browser icon
You are using an insecure version of your web browser. Please update your browser!
Using an outdated browser makes your computer unsafe. For a safer, faster, more enjoyable user experience, please update your browser today or try a newer browser.

Final Paper Proposal and Annotated Bibliography

 Final Paper Topic Proposal and Annotated Bibliography due Oct.25, 2016

In order to go a good job on your final paper topic proposal you will need to do the following:
1) Identify a research question you are interested in investigating.
Articulate this question as a question:
For example—“I’m interested in the relationship between Jewish and Greek rhetorical traditions under Hellenism. To what extent can we argue that they were distinct from one another?

I’m interested in the relationship between Jewish and Christian rhetorical strategies in the Gospels. To what extent can we consider the Gospels as a rhetoric unique unto themselves?  To what extent can we consider them Jewish rhetorical texts?

I’m interested in the types of rhetoric that Aristotle’s three categories—epideictic, deliberative, judicial, leaves out….I want to develop a theoretical concept that can account for the things happening in today’s digital world—on FB, on the Internet, in Instagram, in Visual Rhetoric.  To what extent does classical rhetoric in the Greco-Roman tradition apply to the contemporary digital rhetorical sphere? How might we stretch it to accommodate these new modes of delivery/invention/arrangement/memory, etc?

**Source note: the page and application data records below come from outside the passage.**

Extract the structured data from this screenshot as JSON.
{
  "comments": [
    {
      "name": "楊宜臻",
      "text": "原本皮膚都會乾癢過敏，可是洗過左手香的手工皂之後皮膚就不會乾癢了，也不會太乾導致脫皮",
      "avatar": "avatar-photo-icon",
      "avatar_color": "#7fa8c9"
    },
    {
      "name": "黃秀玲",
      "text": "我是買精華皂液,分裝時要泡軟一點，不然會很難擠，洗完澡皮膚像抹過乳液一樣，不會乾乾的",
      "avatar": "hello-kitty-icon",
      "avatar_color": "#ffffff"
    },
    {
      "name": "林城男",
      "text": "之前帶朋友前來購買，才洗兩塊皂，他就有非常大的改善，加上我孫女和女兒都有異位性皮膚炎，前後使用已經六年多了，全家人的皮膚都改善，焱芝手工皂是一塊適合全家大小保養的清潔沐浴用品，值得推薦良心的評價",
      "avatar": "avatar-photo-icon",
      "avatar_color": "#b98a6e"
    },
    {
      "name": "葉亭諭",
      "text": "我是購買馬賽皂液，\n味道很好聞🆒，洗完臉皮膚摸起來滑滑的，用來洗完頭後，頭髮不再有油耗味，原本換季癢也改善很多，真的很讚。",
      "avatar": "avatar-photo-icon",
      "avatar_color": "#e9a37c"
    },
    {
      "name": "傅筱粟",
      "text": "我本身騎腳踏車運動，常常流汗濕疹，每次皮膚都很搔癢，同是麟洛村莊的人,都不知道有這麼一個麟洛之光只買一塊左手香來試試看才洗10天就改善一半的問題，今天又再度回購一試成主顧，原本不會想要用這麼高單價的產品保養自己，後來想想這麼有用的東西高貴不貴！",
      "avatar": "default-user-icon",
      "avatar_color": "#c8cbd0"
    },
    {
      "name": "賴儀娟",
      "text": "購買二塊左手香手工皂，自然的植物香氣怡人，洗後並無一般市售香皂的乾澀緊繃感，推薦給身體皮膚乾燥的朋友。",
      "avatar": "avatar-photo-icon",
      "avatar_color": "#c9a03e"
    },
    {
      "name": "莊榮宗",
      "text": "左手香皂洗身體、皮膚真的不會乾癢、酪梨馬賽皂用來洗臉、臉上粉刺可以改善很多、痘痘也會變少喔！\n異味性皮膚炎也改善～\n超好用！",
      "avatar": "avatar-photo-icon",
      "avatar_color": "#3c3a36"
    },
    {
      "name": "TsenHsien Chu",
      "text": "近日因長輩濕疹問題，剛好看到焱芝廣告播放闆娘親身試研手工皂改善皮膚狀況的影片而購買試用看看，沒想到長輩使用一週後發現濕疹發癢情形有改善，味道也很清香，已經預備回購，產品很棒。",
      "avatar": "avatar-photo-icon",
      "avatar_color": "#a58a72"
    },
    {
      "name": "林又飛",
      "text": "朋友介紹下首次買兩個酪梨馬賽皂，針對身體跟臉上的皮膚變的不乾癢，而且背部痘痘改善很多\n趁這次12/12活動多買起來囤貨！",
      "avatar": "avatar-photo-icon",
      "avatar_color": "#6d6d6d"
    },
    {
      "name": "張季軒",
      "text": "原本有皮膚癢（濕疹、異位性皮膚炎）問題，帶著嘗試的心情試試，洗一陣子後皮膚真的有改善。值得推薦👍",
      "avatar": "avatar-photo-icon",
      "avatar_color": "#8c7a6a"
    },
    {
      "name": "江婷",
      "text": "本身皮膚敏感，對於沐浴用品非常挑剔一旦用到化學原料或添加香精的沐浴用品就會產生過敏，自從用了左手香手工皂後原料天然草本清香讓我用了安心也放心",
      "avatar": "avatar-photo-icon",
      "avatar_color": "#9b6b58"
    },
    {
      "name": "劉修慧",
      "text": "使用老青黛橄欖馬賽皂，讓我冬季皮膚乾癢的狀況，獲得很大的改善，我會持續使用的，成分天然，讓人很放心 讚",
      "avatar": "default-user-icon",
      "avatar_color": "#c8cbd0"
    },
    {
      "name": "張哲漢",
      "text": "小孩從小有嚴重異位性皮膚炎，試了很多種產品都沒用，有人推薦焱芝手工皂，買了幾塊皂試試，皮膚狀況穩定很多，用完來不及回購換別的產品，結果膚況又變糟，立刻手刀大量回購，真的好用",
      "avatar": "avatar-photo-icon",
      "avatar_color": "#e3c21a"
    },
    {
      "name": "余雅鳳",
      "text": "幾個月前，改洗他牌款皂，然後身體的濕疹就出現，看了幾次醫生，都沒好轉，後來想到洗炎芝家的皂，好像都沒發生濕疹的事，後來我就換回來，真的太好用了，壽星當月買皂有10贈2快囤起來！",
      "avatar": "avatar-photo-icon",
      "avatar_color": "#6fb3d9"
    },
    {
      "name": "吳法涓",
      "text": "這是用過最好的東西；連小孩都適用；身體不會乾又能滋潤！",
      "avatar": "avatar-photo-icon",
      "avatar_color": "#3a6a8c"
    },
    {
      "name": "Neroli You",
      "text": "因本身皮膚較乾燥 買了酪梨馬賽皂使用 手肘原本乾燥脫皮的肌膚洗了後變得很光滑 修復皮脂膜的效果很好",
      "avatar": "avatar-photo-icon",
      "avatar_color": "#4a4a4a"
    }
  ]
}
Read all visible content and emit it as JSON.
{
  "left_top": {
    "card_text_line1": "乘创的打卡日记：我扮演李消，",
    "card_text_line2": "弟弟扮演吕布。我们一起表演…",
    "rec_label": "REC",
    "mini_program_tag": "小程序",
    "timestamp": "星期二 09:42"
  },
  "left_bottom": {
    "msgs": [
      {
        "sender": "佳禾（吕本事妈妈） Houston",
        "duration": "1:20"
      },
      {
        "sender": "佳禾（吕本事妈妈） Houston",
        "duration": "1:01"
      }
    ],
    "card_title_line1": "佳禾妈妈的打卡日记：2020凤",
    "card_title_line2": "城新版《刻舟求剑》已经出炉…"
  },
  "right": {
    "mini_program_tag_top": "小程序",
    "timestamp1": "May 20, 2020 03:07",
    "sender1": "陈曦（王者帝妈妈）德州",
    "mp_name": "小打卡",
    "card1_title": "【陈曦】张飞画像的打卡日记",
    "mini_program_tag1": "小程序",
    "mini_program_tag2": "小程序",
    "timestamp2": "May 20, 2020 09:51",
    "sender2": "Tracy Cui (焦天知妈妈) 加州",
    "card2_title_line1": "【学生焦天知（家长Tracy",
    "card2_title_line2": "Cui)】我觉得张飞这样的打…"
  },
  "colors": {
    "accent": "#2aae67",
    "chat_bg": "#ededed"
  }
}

2) Brainstorm how you might begin to answer the question—what types of evidence will you need to make the case (historical context, theoretical frameworks, specific case examples) and which resources you will consult? (this is not a general question; this is a specific question, you need to identify specific quotes/passages you will include, explicate, elaborate upon). Do the research—identify some texts that you will read to help you answer the question. While you may begin with Wikipedia to give you basic historical context, you will not be able to cite it in your paper. You will need to cite scholarly sources instead. Some Wikipedia articles are better than others, follow the footnotes. If there aren’t any, you might try the Sloan Encyclopedia of Rhetoric or a couple of other reference texts I have in my office. Come on by and check’em out.

3) As part of the proposal you will need to identify 10 sources you will read to answer the question. I expect you to have read at least 5 by the time you turn in your proposal, and you will write a detailed annotation of each—what is the scholar’s argument? How does it influence your thinking?

I don’t expect you to have read all of them, but the more you list, the better, and the more you’ve read the better.  I do expect you to articulate why or how you think the source will be useful (based on an abstract, a footnote that points to it, etc). It may turn out not to be useful at all, but you should anticipate that it will be or it shouldn’t be on your list!

4) Identify the type of argument you’re making—application, historical, theoretical, something else, and the methods you will use to support/make it. You may find it helpful to refer back to the Stroud/Mao debate and/or the Fernheimer and Holdstein pieces. Think in terms of stasis + methods here.

5) I want to you to articulate a hypothetical thesis—you’re not wedded to it, but I want you to have done enough research that you have an idea of what you hope to be able to argue, once you do start writing.

6) Upload your list of sources and annotations to the Googledocument for this class. There’s no need to go it alone. As a team we can work smarter, not necessarily harder. I’m sure many of the sources you’re working with will also be helpful to your peers.

You must answer all questions to earn credit. You must identify 10 secondary sources and have read/annotated five for this assignment.

Note: You’re welcome to continue some of the work you began in the mid-term essay.  You will obviously need to broaden out some of the scope in order to have enough to write about for 10-15 pages, but  feel free to use the types of questions there as guidelines for both lines of inquiry and methods of arguing. If you’re unsure how to broaden the scope, come talk to me.

Hints for getting started—read over your notes and all the questions up to this point in the semester. If nothing strikes your fancy, go to the reading schedule look ahead and see if anything is enticing to you. Read it and write some questions.

Come see me in office hours! Go to the Writing Center for a brainstorming session.